- Lines 116-125 – Model performance indicators are obtained
→ Line 116 – We intend to selectively extract data
grid.cv_results_which is used to create a data frame containing 2 combinations of hyperparameters and their corresponding performance meters, which in this case are R2 points. Specially
pd.concat()function is used to combine two hyperparameters (
params) and a performance meter (
→ Line 118 – Data formatting is now performed to prepare the data in a suitable format to create a shape graph. Specially
pandasthe library is used for the literal grouping of the data frame in column 2 (
n_estimators), in which case the content of the first column (
max_features) is merged.
- Rows 120-122 – The data is now translated into a m ⨯ n matrix, so that the rows and columns match
- Lines 123-125 – Finally, edit the data to match
zvariables, which are then used to form the outline.
- Lines 128-146 – These blocks of code now create a 3D outline using a graph
- Lines 149-152 –
zthe variables are then combined into a
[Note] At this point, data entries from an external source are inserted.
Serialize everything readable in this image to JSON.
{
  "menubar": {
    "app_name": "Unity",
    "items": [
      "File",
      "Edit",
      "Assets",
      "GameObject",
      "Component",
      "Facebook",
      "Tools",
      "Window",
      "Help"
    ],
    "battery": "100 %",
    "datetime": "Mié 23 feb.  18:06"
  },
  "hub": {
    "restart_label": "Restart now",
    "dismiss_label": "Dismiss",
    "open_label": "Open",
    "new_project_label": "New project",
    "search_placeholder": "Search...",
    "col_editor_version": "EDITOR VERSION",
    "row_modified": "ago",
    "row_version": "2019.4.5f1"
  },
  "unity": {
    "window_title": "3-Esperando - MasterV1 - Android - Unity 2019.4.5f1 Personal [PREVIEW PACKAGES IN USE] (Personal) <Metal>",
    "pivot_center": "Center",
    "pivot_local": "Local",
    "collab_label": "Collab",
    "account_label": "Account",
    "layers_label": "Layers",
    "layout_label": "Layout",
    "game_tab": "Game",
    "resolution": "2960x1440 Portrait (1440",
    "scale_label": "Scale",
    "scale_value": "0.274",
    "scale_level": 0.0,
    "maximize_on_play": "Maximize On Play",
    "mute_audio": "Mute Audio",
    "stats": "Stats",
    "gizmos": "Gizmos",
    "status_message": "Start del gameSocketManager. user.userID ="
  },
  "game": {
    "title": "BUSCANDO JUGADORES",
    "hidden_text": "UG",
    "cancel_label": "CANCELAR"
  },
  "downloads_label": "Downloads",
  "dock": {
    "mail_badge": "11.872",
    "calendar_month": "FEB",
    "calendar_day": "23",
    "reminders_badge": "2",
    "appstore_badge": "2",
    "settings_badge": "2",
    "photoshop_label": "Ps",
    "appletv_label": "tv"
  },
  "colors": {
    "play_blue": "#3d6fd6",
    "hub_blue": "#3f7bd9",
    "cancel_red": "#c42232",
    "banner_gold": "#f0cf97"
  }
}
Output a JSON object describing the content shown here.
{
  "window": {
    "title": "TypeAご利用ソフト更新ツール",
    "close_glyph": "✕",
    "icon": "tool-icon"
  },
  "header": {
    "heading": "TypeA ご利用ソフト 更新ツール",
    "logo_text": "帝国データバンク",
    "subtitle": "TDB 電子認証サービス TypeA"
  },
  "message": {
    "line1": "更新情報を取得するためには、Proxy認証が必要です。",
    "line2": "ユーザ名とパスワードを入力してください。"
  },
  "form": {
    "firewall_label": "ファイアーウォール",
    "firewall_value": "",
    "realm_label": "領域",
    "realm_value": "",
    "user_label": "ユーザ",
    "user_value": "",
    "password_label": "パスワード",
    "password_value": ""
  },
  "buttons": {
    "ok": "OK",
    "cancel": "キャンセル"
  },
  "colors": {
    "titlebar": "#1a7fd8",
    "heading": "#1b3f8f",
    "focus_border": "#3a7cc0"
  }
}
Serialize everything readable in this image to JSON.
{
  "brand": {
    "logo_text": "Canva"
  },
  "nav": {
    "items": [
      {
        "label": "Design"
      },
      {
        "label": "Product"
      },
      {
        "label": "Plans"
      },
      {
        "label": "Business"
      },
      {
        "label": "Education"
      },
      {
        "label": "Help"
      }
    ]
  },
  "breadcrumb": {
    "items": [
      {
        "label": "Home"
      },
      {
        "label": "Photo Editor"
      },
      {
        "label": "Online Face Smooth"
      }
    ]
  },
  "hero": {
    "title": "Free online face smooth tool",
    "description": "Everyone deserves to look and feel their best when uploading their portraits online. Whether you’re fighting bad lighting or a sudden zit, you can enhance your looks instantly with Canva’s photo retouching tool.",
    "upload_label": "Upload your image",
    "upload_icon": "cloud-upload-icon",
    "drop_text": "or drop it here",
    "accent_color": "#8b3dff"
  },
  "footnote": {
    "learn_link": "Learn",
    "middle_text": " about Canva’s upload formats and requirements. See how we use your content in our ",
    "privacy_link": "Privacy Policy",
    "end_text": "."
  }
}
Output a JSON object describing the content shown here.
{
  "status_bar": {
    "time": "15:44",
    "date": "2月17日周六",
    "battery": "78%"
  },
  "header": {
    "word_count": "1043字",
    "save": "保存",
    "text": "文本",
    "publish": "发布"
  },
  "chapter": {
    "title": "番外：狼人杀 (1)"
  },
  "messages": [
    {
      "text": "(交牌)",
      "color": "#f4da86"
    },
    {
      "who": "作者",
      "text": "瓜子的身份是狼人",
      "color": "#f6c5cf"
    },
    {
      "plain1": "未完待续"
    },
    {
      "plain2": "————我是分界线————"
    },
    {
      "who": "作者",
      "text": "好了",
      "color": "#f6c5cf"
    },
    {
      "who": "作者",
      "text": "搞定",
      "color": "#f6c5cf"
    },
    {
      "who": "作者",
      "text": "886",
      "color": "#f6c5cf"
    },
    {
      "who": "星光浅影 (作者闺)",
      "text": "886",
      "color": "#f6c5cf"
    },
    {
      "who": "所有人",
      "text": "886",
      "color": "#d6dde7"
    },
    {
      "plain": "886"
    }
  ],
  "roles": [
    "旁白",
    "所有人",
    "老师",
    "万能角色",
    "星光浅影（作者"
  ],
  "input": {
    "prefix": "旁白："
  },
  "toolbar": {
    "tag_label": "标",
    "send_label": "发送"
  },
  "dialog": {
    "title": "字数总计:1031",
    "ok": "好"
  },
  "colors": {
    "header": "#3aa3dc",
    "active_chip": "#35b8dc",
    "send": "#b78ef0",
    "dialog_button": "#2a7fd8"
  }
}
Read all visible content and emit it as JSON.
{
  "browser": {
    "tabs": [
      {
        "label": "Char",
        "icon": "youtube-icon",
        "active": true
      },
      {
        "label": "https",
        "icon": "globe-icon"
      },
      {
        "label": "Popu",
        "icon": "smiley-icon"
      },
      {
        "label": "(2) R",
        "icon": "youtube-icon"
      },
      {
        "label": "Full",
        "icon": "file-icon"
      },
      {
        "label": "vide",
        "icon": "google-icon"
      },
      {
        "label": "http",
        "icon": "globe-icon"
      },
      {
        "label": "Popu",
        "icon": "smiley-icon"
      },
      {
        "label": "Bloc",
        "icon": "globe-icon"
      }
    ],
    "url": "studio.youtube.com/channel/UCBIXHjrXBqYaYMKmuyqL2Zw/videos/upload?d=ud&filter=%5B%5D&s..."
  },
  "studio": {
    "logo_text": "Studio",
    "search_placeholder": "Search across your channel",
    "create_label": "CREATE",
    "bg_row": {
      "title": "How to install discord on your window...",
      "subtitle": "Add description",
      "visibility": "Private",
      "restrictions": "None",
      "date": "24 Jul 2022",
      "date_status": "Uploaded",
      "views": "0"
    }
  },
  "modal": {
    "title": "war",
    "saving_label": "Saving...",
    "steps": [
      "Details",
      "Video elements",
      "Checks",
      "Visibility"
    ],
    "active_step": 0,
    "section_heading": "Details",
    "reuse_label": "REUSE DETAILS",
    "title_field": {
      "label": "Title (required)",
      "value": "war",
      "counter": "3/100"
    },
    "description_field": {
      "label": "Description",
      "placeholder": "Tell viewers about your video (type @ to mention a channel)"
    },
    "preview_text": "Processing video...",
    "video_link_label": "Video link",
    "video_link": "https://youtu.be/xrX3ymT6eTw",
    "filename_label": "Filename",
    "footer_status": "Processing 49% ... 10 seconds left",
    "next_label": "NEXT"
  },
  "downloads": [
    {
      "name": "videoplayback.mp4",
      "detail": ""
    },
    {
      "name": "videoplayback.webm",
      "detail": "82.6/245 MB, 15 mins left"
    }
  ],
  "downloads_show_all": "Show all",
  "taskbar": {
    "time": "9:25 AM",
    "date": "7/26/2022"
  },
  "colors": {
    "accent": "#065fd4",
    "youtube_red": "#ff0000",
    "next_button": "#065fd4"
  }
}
- Line 153 – The model performance results stored in the variable grid_results are now available for download
filedownload()custom function (lines 69-73).
At a high level, these blocks of code execute the logic of the application. This consists of two blocks of code. The first is
if code block (lines 156-159) and the other is
else code block (lines 160-171). Whenever a web application loads, it runs by default
else code block when
if the code block is activated when the entered CSV file is loaded.
For both code blocks, the logic is the same, the only difference is
df data dataframe (whether it is from outgoing CSV data or sample data). Next, the content
df the data frame is displayed
st.write() function. Finally, the model building process begins
build_model() custom function.
Now that we’ve coded the app, let’s continue launching it.
3.1. Create a conda environment
Let’s start by creating a new one
conda environment (to ensure code reproducibility).
First, create a new one
conda called the environment
automl as follows on the terminal command line:
conda create -n automl python=3.7.9
Second, we log in
automl in the neighborhood of
conda activate automl
3.2. Install the required libraries
Second, install the libraries as shown below
pip install -r requirements.txt
3.3. Download application files
You can either download web application files hosted in the Data Professor GitHub repo, or you can also use the 171 lines of code above.
Next, extract the contents of the file
main through the directory
Now that you’re inside
main directory, you should be able to see
3.4. Launch the web application
Launch the application by typing the following commands on the terminal (that is, make sure that
ml-opt-app.py file is in the current working directory):
streamlit run ml-opt-app.py
After a few seconds, the next message on the terminal.
> streamlit run ml-opt-app.pyYou can now view your Streamlit app in your browser.Local URL: http://localhost:8501
Network URL: http://10.0.0.11:8501
Finally, the browser should open and the application will appear.
You can also test AutoML from the following link:
Now that you have created an AutoML application as described in this article, what next? You may be able to modify the application for another machine learning algorithm. Additional features, such as feature priority drawing, can also be added to the application. The possibilities are endless and fun to customize the app! Drop a comment about how you have customized the app for your own projects.